In rural New Zealand, despite what people have been told, the story is very different. There has not been the environmental neglect we have seen in many of our cities.  Intergenerational ownership of rural land is a key driver to nurturing and sustaining the land and protecting the environment.  As rural New Zealand moves to enhance further the quality of freshwater and make climate adaptations, I ask ‘who is going to pay for this?’  The answer is our growers and farmers.  They are paying this out of what they earn for selling their produce.  The problem they are facing is that their councils are coming along and asking for more money from rates to fund the council activities.  The question has to be asked, ‘what for?’

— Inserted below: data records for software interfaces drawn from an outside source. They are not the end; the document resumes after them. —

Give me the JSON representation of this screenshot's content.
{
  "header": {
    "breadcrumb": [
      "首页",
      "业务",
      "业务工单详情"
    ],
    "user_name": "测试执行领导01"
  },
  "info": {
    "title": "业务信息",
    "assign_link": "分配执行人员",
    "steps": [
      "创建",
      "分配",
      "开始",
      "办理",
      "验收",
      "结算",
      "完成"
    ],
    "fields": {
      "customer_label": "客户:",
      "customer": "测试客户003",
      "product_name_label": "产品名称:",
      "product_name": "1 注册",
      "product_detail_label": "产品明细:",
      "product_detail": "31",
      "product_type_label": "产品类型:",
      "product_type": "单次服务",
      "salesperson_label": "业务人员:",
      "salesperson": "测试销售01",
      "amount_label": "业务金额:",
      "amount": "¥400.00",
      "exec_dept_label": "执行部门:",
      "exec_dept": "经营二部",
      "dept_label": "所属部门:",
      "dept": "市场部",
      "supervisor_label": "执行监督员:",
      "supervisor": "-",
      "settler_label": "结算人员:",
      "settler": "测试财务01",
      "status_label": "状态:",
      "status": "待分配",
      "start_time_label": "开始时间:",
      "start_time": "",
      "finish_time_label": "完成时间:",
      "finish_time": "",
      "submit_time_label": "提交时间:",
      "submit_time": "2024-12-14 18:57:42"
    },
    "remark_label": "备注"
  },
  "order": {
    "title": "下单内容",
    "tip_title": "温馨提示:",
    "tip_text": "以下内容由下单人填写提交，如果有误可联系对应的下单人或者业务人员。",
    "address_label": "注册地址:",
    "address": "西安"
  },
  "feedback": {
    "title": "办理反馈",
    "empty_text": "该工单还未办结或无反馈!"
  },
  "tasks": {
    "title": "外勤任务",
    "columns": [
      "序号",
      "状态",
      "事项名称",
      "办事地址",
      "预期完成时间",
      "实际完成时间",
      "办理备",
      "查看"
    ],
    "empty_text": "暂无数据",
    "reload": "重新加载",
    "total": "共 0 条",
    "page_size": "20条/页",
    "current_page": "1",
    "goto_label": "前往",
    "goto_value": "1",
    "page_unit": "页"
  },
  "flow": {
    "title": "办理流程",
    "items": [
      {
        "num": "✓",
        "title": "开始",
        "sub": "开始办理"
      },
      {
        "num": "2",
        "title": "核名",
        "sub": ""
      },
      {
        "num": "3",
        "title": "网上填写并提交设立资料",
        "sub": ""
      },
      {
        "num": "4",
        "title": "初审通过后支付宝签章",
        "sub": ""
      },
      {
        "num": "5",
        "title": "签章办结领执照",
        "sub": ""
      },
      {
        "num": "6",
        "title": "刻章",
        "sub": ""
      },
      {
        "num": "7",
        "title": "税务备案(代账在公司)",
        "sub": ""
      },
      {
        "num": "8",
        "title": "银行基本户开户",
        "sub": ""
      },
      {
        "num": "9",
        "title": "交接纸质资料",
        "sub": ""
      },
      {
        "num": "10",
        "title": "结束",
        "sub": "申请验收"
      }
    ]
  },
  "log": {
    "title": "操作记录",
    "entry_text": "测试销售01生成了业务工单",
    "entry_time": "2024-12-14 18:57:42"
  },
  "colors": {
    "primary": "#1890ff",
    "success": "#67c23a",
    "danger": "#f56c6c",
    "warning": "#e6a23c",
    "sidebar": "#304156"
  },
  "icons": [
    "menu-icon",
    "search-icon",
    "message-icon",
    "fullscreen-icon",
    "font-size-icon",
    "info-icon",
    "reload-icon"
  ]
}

Vegetable and fruit growers, through the Good Agriculture Practice (GAP) schemes that are run from Europe, are independently audited against pre-determined standards.  These standards cover all activities and put in place the requirements for food safety, environmental sustainability and good employment practices.  The standards are delivered through farm plans, with compliance with those standards being independently audited. 

The results of those audits are available to the councils, while the standards are developed with the councils to meet their requirements.  These standards will also be adapted to meet the Government’s climate and freshwater requirements, when these are finalised by the Government. 

The responsibility for delivery rests with the grower, the person on the land.  A failure to pass audit could result in distributors, exporters and the world’s supermarkets refusing to take the grower’s produce.  This is the ultimate sanction – no income.  This is a very cost effective and robust system for councils but more importantly, it is delivering what the environment needs.

As I’ve explained, New Zealand’s growers will deliver what councils and the Government require, and will pay for it themselves.  So why are rural rates increasing?  If it is to pay for the improvements so urgently needed in towns and cities, then that is simply not right.  Equity demands that those who are responsible for the degradation of the environment should pay for it.  Not those in the rural sector who are doing what is required for a sustainable environment, and growing the healthy food we need to survive.

Councils across the country are at present contemplating rate increases.  In many cases, the councils are looking to the rural sector to fund more of their activities.  What we are advocating for is for equity to apply, and that those responsible for the problems pay the increased rates, not those people and businesses that have already made such a significant and continued contribution to a sustainable environment.

Mike Chapman

Chief Executive